▶ [YOUR TASK] Go line by line through the entries below and copy those containing the string "spring".

▶ [Element data from apps and pages]
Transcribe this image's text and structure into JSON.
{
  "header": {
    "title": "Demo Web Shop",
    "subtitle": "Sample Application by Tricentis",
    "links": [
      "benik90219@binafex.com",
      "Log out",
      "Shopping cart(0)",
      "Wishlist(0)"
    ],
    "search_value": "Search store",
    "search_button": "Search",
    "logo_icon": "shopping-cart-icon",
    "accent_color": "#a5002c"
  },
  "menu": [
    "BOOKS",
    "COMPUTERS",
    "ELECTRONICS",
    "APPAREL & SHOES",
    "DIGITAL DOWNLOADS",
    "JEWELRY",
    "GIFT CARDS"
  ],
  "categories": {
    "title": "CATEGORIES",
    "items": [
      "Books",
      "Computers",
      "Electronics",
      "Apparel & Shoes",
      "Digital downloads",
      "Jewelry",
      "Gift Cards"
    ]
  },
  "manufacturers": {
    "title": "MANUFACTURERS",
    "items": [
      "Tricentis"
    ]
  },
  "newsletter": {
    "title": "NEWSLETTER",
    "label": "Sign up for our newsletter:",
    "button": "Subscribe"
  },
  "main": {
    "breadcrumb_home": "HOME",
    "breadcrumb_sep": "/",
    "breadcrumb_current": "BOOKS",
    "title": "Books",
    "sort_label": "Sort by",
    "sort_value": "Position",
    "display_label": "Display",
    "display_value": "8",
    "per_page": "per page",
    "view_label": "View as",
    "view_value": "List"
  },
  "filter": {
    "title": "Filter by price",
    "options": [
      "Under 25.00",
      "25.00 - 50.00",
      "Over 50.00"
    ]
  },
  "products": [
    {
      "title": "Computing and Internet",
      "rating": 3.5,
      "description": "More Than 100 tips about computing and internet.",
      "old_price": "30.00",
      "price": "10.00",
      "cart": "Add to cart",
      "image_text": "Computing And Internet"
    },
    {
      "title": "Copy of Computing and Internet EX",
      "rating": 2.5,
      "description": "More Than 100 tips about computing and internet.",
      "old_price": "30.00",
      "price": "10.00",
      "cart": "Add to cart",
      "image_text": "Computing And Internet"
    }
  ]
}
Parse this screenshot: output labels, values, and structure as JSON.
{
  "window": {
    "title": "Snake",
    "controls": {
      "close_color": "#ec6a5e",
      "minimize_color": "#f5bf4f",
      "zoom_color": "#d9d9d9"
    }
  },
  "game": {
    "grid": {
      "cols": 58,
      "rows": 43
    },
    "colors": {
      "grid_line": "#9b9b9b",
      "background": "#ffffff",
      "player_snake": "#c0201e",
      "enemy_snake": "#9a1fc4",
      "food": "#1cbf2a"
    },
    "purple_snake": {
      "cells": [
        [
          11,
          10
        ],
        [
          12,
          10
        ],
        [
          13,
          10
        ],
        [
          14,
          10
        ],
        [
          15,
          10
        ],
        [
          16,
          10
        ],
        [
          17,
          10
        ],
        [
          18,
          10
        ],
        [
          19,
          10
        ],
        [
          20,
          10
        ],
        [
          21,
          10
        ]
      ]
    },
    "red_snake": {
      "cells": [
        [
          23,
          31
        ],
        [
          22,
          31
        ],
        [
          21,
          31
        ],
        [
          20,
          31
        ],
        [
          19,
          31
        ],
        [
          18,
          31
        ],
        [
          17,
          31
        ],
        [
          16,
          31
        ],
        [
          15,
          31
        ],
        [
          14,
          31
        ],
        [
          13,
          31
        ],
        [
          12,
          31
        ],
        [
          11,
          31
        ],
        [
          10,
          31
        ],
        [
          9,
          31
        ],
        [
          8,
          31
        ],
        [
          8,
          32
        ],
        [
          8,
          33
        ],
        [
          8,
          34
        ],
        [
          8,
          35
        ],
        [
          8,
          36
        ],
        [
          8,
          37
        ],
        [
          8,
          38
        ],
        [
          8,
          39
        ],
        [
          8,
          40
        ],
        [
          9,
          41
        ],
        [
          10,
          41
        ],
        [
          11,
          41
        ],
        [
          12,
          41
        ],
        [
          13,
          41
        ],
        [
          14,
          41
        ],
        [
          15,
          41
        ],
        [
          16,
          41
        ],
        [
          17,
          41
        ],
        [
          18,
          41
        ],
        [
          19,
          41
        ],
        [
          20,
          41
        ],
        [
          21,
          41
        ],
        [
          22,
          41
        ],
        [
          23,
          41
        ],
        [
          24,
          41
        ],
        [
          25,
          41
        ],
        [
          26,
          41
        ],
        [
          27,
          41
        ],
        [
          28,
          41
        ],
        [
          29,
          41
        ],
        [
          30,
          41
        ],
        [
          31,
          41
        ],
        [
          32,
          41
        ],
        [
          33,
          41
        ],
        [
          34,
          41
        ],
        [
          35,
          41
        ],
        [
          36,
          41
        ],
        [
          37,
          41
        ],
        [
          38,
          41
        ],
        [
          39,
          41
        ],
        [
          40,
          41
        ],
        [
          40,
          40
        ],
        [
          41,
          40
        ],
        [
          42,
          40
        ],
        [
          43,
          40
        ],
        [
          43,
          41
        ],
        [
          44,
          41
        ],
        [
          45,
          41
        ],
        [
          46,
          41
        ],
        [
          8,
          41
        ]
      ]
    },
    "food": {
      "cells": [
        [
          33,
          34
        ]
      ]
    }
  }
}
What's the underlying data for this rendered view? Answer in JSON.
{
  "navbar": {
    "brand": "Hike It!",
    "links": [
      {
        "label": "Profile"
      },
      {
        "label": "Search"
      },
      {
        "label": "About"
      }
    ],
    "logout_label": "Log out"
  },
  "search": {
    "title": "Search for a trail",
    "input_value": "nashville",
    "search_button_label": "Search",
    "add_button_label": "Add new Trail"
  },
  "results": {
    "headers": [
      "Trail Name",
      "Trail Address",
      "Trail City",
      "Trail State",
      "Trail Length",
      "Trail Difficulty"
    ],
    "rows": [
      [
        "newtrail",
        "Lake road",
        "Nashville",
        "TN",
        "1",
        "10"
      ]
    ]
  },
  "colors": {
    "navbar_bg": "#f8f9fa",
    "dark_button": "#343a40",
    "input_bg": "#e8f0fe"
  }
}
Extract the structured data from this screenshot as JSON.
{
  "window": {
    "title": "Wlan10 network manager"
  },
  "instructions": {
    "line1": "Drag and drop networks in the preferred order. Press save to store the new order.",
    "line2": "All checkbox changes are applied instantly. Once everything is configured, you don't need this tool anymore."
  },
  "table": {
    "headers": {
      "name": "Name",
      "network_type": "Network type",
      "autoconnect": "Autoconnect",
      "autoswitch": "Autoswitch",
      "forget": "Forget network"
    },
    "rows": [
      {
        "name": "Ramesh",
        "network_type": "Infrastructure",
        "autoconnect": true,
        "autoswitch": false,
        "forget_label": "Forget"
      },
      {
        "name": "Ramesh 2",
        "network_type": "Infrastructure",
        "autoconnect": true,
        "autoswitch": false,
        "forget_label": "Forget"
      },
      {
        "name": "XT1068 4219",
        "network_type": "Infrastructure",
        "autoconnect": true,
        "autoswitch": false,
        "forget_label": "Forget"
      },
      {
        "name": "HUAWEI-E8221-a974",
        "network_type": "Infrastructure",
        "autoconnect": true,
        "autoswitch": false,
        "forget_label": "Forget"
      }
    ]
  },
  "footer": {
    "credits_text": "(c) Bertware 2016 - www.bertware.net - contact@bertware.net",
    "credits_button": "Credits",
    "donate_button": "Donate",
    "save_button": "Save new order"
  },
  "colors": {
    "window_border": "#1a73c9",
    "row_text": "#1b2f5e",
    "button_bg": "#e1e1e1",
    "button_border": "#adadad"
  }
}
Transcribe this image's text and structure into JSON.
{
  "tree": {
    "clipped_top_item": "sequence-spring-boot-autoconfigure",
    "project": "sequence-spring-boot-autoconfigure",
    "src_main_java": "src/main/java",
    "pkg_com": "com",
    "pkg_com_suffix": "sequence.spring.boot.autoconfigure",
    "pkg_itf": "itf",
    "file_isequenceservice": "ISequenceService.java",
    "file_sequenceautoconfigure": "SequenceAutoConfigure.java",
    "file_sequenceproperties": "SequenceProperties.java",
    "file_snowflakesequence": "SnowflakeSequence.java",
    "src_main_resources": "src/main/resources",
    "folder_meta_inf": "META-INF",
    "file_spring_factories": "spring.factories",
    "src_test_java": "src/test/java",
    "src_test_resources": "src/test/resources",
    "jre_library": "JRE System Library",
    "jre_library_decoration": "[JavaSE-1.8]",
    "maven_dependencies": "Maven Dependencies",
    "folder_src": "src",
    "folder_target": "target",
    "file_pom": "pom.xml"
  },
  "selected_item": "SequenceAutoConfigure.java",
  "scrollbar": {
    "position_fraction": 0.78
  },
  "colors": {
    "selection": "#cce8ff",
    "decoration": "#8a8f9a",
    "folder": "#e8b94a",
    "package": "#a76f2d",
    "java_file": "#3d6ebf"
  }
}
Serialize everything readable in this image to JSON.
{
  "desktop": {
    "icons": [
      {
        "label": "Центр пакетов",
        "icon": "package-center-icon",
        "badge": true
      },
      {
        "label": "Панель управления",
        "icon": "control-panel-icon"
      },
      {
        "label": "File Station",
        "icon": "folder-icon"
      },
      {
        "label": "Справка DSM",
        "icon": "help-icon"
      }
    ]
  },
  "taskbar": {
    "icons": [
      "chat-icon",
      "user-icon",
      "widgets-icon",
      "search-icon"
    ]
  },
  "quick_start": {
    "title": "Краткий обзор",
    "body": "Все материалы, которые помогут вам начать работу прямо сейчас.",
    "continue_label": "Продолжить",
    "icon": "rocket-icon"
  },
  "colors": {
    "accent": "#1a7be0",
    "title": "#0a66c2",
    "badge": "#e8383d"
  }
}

▶ [RESULT]
    "clipped_top_item": "sequence-spring-boot-autoconfigure",
    "project": "sequence-spring-boot-autoconfigure",
    "pkg_com_suffix": "sequence.spring.boot.autoconfigure",
    "file_spring_factories": "spring.factories",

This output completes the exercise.